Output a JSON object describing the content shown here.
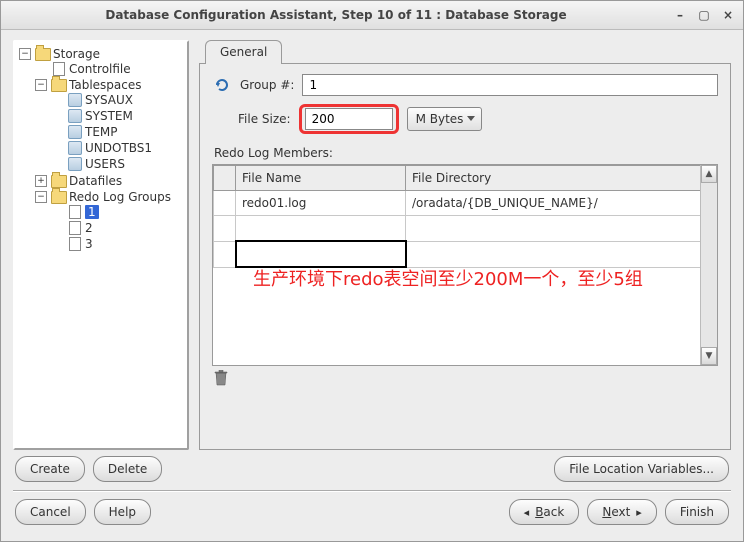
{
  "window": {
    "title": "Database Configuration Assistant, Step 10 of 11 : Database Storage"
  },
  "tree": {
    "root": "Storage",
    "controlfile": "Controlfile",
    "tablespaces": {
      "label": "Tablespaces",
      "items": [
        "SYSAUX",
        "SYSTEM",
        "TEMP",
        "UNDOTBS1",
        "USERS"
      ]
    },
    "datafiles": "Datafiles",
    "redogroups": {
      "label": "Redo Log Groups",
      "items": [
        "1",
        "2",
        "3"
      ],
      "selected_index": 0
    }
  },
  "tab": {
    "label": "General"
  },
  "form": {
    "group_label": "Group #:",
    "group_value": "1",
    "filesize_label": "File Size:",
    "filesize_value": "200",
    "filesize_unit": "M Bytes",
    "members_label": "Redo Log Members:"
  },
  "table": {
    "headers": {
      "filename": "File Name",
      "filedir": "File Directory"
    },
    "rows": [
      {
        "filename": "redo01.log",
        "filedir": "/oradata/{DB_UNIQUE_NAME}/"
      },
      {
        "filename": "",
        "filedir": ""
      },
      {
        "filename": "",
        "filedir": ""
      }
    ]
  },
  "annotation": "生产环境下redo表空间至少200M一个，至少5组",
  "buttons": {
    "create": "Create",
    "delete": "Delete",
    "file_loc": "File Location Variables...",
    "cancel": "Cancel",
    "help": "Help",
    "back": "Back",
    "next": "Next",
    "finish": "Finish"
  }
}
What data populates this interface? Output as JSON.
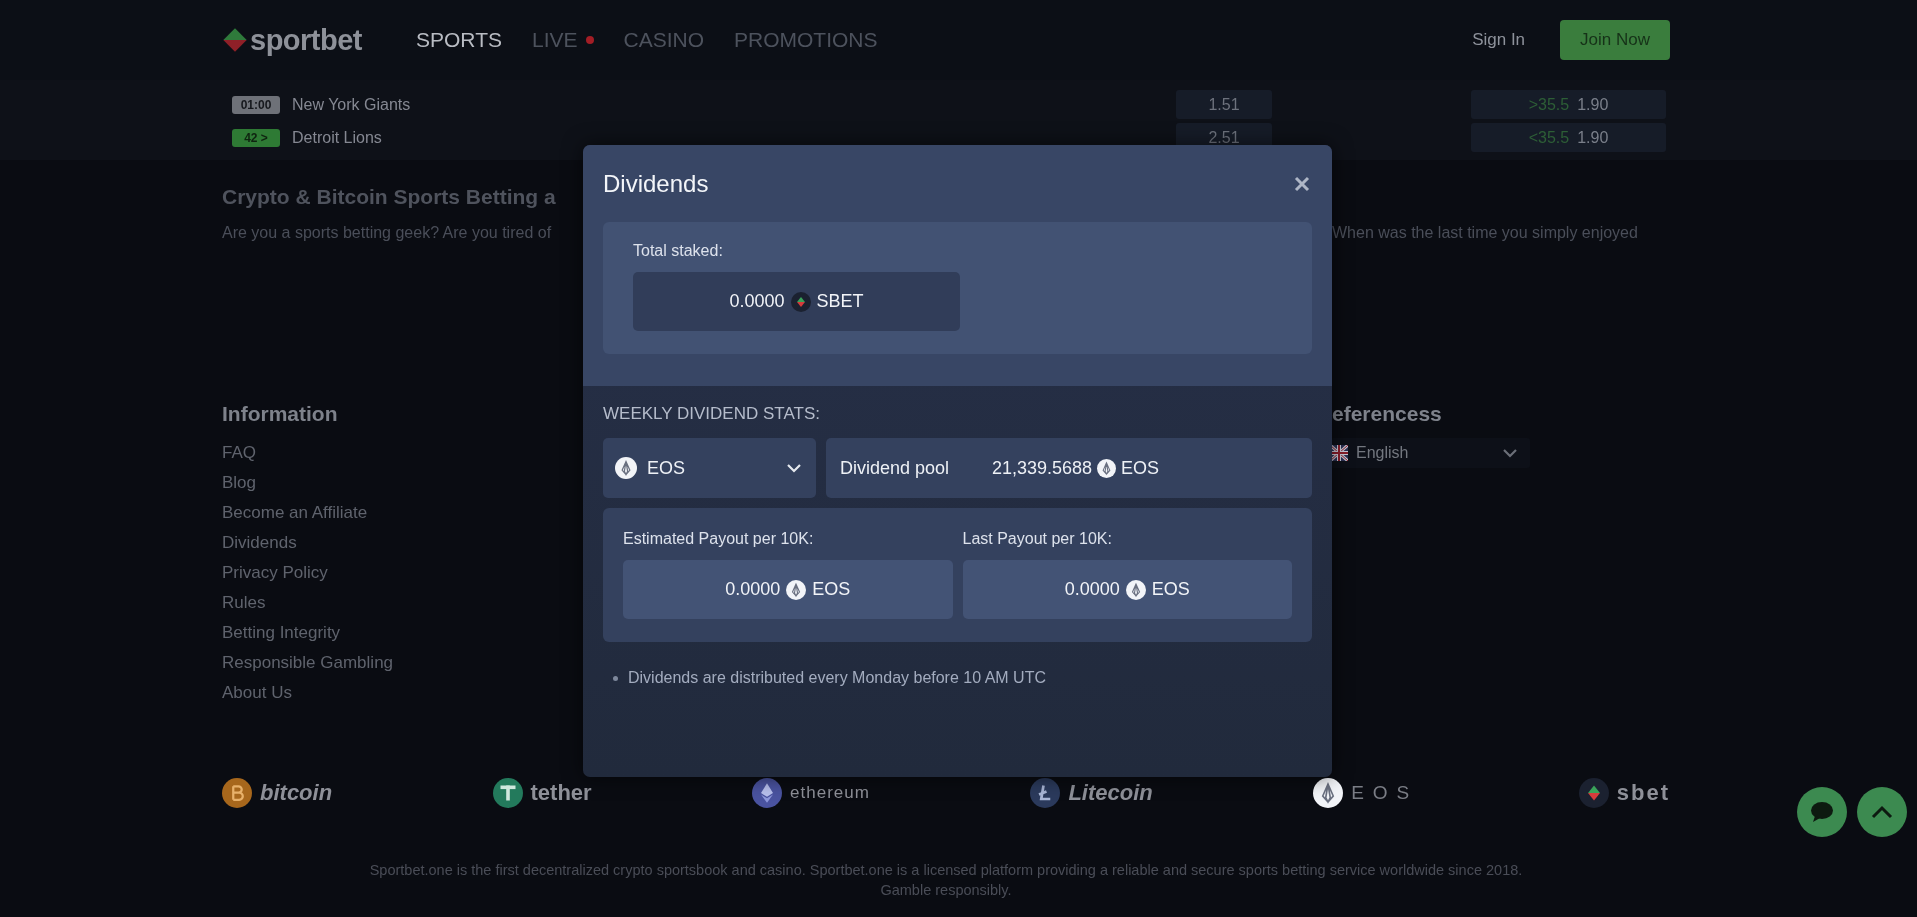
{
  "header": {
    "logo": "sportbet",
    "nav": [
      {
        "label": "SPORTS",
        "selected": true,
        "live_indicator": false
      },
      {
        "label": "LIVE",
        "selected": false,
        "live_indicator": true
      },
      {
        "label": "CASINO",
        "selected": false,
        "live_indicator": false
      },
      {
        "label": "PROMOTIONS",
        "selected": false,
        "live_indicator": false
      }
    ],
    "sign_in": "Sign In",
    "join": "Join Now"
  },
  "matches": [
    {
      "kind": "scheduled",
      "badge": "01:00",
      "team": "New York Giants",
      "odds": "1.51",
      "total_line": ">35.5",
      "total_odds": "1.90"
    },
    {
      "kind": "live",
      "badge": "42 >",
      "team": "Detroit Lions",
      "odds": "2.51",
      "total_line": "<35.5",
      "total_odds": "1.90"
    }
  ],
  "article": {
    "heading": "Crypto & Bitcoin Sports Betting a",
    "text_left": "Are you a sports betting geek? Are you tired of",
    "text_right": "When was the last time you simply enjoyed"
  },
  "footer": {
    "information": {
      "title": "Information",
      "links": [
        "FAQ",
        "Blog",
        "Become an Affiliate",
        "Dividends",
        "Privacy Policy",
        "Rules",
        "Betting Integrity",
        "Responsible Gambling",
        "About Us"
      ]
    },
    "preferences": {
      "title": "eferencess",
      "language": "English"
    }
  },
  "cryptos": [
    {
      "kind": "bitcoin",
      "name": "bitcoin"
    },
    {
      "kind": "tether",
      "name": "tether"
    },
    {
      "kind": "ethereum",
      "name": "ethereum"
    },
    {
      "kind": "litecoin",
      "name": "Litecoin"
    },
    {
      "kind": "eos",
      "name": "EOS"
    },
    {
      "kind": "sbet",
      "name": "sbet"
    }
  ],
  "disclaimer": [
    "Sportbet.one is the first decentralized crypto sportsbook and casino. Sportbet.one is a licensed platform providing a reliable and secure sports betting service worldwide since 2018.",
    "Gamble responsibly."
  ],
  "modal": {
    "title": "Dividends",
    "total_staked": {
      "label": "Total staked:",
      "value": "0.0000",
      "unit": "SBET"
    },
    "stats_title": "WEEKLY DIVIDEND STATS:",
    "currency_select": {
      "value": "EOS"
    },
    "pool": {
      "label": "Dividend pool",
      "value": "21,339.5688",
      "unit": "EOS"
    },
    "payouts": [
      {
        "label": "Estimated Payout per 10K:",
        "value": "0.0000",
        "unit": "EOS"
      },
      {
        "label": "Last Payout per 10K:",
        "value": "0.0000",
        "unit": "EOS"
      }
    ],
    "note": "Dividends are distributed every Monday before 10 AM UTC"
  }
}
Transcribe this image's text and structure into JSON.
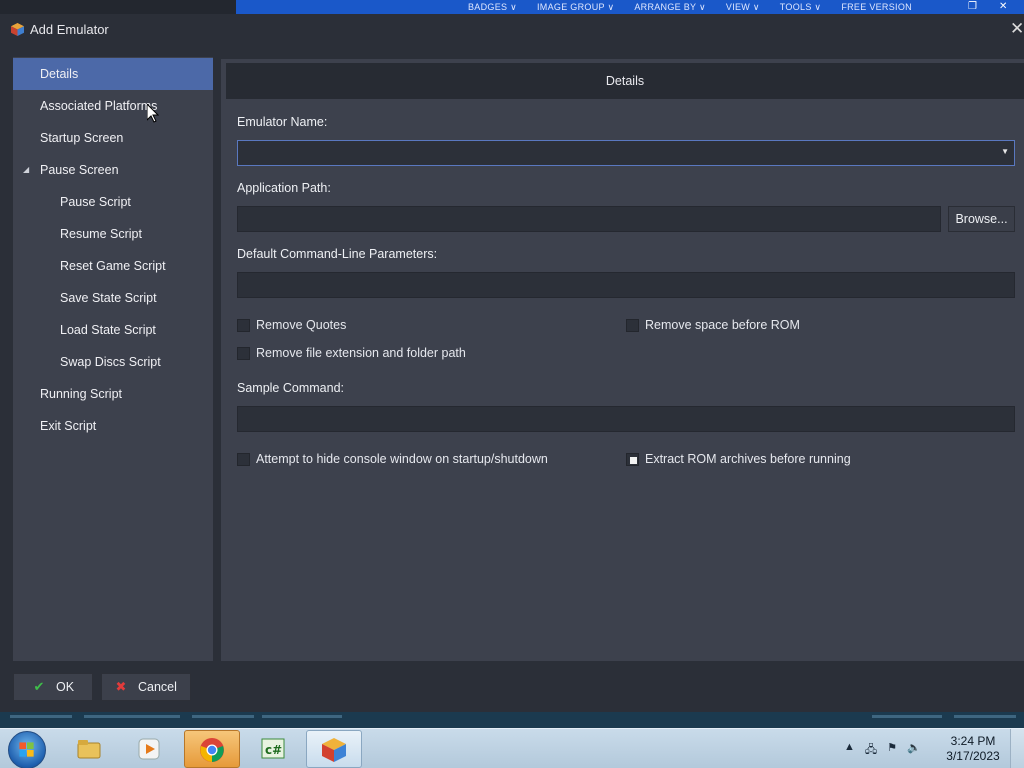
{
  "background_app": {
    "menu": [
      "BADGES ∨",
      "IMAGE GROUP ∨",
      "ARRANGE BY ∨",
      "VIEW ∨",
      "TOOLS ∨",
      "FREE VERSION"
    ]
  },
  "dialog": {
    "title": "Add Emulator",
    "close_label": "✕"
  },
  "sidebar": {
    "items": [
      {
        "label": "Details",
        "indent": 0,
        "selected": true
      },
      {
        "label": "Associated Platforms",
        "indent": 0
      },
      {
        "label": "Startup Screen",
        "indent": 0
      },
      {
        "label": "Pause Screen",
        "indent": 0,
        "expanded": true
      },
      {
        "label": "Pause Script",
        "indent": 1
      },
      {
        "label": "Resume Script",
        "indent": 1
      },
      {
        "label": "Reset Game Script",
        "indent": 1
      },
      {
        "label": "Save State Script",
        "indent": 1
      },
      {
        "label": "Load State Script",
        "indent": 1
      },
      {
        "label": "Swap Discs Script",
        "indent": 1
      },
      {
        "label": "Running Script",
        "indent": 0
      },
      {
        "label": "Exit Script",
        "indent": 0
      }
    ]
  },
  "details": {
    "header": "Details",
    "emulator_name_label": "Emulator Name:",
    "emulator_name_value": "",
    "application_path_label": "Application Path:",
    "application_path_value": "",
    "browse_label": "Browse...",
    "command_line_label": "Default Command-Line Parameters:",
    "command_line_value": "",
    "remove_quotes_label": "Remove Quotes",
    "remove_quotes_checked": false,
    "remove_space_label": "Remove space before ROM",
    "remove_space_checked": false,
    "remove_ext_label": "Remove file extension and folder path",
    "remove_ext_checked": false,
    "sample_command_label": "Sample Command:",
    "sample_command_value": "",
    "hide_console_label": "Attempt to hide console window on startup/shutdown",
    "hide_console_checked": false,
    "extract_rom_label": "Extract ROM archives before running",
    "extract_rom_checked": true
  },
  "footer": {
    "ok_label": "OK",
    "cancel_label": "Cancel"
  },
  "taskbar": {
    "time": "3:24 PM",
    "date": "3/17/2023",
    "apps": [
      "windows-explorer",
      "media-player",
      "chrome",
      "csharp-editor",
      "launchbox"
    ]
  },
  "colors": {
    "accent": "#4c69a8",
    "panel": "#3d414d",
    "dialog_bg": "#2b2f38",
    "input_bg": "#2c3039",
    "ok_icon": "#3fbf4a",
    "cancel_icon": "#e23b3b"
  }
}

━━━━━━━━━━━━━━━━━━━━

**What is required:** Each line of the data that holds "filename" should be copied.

**Result for this exercise:**
      "filename": "File Name",
        "filename": "redo01.log",
        "filename": "",
        "filename": "",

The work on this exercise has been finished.